I was born and raised in the leafy suburbs of London, the only child of a single parent family. My Mum came to Jesus when I was around 4 and at that time money was very tight.
My first memory of this Jesus that Mum kept on about was watching her pray because we had no food. As she got up off her knees, there was a knock on the back door. When she opened it, no one was there but a large box of groceries had been left on the doorstep.Even at such a young age I began to realise that there was something to this.
I got my first guitar for my 6th birthday and began to play in my local church. Thanks to the kind help from many good musicians in the church who took me under their wing, I quickly progressed and my earliest solo performance I can remember was around the age of 10.
I had outgrown my first guitar and Mum was paying for a new instrument in instalments and at that point in time there was £20 to pay before I could have it. As she was on her way to get the shopping, outside the betting shop she had to pass lay two £10 notes in the gutter. Several people had walked past them as if they were invisible and my new guitar arrived home minutes later.
By the time people started telling me that God doesn't provide, it was already too late. I had witnessed His provision for myself in this and many other ways beside.
Throughout my childhood I witnessed many events similar to these. One time when I was very young, I was crying because Mum couldn't afford a balloon for me. A huge man in a trilby hat who seemed to appear from nowhere, leant down and handed me a balloon then was gone as quickly as he arrived.

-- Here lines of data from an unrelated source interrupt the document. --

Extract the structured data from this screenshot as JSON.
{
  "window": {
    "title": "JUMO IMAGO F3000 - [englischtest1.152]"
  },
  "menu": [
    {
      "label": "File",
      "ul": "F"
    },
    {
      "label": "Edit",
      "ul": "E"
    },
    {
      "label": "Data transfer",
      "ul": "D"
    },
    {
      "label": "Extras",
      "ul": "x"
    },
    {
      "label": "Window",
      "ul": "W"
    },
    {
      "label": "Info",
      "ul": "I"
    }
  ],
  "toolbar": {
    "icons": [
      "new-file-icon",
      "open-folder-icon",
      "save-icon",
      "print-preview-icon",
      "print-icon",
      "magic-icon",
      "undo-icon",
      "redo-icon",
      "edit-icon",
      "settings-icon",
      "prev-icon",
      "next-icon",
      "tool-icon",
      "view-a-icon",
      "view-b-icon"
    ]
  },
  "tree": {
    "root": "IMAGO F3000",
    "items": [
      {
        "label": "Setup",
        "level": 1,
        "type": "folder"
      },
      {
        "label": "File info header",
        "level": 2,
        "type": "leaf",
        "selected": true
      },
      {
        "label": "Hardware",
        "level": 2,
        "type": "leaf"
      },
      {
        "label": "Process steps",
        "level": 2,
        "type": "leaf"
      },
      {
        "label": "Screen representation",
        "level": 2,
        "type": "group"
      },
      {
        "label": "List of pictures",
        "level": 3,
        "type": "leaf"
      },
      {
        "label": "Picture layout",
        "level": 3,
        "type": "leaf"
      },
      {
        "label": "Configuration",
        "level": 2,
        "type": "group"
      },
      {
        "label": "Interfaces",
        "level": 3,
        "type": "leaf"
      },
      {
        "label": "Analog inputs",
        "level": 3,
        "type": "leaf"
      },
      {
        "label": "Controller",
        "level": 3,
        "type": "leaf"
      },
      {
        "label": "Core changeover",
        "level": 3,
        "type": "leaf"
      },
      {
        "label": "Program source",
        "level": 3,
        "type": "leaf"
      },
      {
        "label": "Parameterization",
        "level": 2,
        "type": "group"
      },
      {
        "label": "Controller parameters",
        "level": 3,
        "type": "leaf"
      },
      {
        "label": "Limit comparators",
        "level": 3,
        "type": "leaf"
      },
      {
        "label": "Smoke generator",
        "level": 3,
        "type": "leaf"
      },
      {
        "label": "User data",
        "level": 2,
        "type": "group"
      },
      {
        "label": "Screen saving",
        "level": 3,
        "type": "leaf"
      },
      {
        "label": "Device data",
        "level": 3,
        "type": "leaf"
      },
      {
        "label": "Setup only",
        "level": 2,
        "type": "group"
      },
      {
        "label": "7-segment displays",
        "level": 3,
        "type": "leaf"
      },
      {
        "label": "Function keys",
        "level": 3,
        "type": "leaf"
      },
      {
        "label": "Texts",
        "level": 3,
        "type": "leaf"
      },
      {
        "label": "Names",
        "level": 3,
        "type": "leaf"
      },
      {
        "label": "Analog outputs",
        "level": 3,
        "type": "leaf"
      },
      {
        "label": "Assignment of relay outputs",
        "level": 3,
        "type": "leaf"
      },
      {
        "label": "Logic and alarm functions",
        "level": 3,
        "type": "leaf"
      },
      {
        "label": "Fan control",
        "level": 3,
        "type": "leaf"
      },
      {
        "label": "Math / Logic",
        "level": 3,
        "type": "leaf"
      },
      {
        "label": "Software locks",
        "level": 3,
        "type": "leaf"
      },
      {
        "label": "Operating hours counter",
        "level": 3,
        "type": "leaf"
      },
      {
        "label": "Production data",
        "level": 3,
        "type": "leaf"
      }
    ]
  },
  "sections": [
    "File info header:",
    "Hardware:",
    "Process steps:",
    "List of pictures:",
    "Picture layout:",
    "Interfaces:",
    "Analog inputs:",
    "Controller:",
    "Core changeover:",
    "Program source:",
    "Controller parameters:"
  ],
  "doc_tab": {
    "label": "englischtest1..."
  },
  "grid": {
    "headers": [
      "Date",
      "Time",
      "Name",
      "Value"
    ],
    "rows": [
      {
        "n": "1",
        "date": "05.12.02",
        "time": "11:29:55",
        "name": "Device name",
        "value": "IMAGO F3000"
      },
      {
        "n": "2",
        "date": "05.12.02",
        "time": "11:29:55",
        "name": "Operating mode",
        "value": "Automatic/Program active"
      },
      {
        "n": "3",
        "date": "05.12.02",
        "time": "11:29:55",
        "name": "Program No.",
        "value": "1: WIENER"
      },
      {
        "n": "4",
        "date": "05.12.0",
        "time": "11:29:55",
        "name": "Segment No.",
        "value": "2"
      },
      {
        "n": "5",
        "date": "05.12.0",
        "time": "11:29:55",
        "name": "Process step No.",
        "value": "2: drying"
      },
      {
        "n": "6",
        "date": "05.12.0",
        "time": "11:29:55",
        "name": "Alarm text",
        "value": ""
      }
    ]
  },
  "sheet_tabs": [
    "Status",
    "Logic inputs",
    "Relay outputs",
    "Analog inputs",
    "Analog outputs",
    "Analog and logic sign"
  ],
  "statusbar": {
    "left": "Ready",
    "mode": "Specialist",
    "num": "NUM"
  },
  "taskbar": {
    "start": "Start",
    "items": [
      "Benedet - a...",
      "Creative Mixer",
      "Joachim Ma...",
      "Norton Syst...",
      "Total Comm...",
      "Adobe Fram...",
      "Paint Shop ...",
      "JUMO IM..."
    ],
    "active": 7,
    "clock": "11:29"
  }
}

Another time Mum had £3 spare. I had wanted a scooter as all my friends had one but they were way more expensive than she could afford. As we passed a second hand shop, inside was not just one scooter priced at £3 but two. I even got a choice of colours, and it was a better scooter than all my friends had.
A while later when I was riding it, the frame snapped. As I was bemoaning my loss, a man walking behind us happened to work in a welding shop just down the road and took the scooter in and welded it back together for me.
None of these events were earth shattering in the scheme of things, but to a small boy it meant the world, and my Father in heaven knew it.
By my early teens I had begun to write my own songs and compose music and although fairly basic, I had found a way to express what I wanted to say. I carried on writing songs on and off through my teens, and in my early twenties became one of the worship leaders at my local church.
My journey so far has taught me that I am not the worlds best singer or player, and the talent of many great songwriters before me both humbles and inspres me at the same time, yet I realise I have a message that needs to be shared.